Work instruction
Reproduce the entries in full, with no changes.

Task inputs
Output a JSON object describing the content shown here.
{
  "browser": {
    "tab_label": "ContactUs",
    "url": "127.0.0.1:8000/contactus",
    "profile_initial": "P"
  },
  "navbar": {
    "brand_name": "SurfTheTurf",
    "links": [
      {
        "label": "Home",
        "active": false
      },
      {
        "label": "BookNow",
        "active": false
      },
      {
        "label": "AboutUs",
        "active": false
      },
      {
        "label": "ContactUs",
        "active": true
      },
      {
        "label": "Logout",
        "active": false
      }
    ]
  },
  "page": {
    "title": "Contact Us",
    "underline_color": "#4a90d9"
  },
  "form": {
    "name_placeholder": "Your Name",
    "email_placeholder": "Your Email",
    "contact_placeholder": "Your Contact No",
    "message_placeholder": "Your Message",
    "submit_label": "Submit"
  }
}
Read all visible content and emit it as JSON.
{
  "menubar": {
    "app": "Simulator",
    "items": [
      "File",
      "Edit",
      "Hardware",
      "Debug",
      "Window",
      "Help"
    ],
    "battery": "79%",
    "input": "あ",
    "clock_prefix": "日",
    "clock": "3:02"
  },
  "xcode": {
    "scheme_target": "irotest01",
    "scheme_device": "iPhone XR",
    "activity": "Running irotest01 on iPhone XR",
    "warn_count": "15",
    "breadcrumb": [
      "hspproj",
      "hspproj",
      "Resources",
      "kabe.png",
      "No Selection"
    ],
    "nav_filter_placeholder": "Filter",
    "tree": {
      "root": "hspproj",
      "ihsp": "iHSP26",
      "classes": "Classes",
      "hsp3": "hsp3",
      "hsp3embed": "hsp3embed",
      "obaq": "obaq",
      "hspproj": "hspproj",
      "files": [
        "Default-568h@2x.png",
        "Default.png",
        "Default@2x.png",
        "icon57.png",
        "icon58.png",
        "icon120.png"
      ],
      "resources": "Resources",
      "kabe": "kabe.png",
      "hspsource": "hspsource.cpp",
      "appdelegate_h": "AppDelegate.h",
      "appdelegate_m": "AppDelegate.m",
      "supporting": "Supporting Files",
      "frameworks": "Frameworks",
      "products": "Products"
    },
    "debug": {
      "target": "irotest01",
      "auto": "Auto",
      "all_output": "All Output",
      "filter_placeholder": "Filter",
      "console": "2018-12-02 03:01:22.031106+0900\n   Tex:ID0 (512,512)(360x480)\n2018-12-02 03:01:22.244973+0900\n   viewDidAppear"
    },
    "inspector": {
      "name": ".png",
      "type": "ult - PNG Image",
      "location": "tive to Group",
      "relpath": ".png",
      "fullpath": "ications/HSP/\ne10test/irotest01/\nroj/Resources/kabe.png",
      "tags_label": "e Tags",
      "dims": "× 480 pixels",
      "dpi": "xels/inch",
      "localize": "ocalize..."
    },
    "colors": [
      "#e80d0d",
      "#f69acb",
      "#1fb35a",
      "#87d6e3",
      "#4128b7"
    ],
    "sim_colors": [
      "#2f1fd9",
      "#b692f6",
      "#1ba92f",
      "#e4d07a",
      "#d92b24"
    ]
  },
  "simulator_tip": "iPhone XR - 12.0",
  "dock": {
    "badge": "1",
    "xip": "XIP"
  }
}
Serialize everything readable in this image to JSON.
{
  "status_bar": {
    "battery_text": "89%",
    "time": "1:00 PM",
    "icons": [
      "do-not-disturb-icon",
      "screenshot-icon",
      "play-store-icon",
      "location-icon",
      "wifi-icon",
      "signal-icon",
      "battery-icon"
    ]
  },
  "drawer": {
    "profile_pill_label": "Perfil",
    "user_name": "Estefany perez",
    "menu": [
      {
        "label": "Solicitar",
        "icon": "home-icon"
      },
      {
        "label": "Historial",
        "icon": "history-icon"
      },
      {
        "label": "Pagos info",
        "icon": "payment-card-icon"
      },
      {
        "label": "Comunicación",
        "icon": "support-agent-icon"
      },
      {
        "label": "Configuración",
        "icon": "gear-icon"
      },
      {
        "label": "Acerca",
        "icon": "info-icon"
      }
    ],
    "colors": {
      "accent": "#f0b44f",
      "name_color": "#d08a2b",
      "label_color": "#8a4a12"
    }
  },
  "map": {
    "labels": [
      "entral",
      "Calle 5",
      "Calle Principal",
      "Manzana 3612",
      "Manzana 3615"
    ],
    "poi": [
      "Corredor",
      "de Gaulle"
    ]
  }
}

Solved problem
Output a JSON object describing the content shown here.
{
  "browser": {
    "tab_label": "ContactUs",
    "url": "127.0.0.1:8000/contactus",
    "profile_initial": "P"
  },
  "navbar": {
    "brand_name": "SurfTheTurf",
    "links": [
      {
        "label": "Home",
        "active": false
      },
      {
        "label": "BookNow",
        "active": false
      },
      {
        "label": "AboutUs",
        "active": false
      },
      {
        "label": "ContactUs",
        "active": true
      },
      {
        "label": "Logout",
        "active": false
      }
    ]
  },
  "page": {
    "title": "Contact Us",
    "underline_color": "#4a90d9"
  },
  "form": {
    "name_placeholder": "Your Name",
    "email_placeholder": "Your Email",
    "contact_placeholder": "Your Contact No",
    "message_placeholder": "Your Message",
    "submit_label": "Submit"
  }
}
Read all visible content and emit it as JSON.
{
  "menubar": {
    "app": "Simulator",
    "items": [
      "File",
      "Edit",
      "Hardware",
      "Debug",
      "Window",
      "Help"
    ],
    "battery": "79%",
    "input": "あ",
    "clock_prefix": "日",
    "clock": "3:02"
  },
  "xcode": {
    "scheme_target": "irotest01",
    "scheme_device": "iPhone XR",
    "activity": "Running irotest01 on iPhone XR",
    "warn_count": "15",
    "breadcrumb": [
      "hspproj",
      "hspproj",
      "Resources",
      "kabe.png",
      "No Selection"
    ],
    "nav_filter_placeholder": "Filter",
    "tree": {
      "root": "hspproj",
      "ihsp": "iHSP26",
      "classes": "Classes",
      "hsp3": "hsp3",
      "hsp3embed": "hsp3embed",
      "obaq": "obaq",
      "hspproj": "hspproj",
      "files": [
        "Default-568h@2x.png",
        "Default.png",
        "Default@2x.png",
        "icon57.png",
        "icon58.png",
        "icon120.png"
      ],
      "resources": "Resources",
      "kabe": "kabe.png",
      "hspsource": "hspsource.cpp",
      "appdelegate_h": "AppDelegate.h",
      "appdelegate_m": "AppDelegate.m",
      "supporting": "Supporting Files",
      "frameworks": "Frameworks",
      "products": "Products"
    },
    "debug": {
      "target": "irotest01",
      "auto": "Auto",
      "all_output": "All Output",
      "filter_placeholder": "Filter",
      "console": "2018-12-02 03:01:22.031106+0900\n   Tex:ID0 (512,512)(360x480)\n2018-12-02 03:01:22.244973+0900\n   viewDidAppear"
    },
    "inspector": {
      "name": ".png",
      "type": "ult - PNG Image",
      "location": "tive to Group",
      "relpath": ".png",
      "fullpath": "ications/HSP/\ne10test/irotest01/\nroj/Resources/kabe.png",
      "tags_label": "e Tags",
      "dims": "× 480 pixels",
      "dpi": "xels/inch",
      "localize": "ocalize..."
    },
    "colors": [
      "#e80d0d",
      "#f69acb",
      "#1fb35a",
      "#87d6e3",
      "#4128b7"
    ],
    "sim_colors": [
      "#2f1fd9",
      "#b692f6",
      "#1ba92f",
      "#e4d07a",
      "#d92b24"
    ]
  },
  "simulator_tip": "iPhone XR - 12.0",
  "dock": {
    "badge": "1",
    "xip": "XIP"
  }
}
Serialize everything readable in this image to JSON.
{
  "status_bar": {
    "battery_text": "89%",
    "time": "1:00 PM",
    "icons": [
      "do-not-disturb-icon",
      "screenshot-icon",
      "play-store-icon",
      "location-icon",
      "wifi-icon",
      "signal-icon",
      "battery-icon"
    ]
  },
  "drawer": {
    "profile_pill_label": "Perfil",
    "user_name": "Estefany perez",
    "menu": [
      {
        "label": "Solicitar",
        "icon": "home-icon"
      },
      {
        "label": "Historial",
        "icon": "history-icon"
      },
      {
        "label": "Pagos info",
        "icon": "payment-card-icon"
      },
      {
        "label": "Comunicación",
        "icon": "support-agent-icon"
      },
      {
        "label": "Configuración",
        "icon": "gear-icon"
      },
      {
        "label": "Acerca",
        "icon": "info-icon"
      }
    ],
    "colors": {
      "accent": "#f0b44f",
      "name_color": "#d08a2b",
      "label_color": "#8a4a12"
    }
  },
  "map": {
    "labels": [
      "entral",
      "Calle 5",
      "Calle Principal",
      "Manzana 3612",
      "Manzana 3615"
    ],
    "poi": [
      "Corredor",
      "de Gaulle"
    ]
  }
}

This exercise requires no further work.